* **EXERCISE OBJECTIVE**
Copy every line of the entries that has the string "expiry" in it.

* **PROVIDED RECORDS**
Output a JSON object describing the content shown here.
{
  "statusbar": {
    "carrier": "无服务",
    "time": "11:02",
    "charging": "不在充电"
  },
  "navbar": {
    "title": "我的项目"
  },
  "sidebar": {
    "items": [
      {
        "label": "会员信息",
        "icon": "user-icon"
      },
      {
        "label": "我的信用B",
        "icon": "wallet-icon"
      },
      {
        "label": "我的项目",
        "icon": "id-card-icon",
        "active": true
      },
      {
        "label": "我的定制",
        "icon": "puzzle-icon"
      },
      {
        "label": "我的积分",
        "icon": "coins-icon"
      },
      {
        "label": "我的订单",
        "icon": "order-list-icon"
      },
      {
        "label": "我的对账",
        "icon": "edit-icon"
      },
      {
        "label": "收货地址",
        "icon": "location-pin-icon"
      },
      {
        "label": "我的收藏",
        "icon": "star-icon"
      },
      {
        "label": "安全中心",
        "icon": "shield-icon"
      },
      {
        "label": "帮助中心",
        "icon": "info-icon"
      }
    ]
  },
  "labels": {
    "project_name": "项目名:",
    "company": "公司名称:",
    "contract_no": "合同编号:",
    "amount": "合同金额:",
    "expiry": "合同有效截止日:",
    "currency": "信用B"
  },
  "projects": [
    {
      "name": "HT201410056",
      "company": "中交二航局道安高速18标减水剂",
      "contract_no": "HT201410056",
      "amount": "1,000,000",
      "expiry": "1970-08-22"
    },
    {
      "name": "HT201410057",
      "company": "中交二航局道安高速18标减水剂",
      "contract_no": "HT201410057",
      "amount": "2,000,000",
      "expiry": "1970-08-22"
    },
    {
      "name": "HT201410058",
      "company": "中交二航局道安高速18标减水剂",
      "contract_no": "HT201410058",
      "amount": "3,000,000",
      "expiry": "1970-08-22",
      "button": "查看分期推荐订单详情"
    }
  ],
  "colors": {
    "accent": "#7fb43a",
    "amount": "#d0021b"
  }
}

* **EXERCISE SOLUTION**
    "expiry": "合同有效截止日:",
      "expiry": "1970-08-22"
      "expiry": "1970-08-22"
      "expiry": "1970-08-22",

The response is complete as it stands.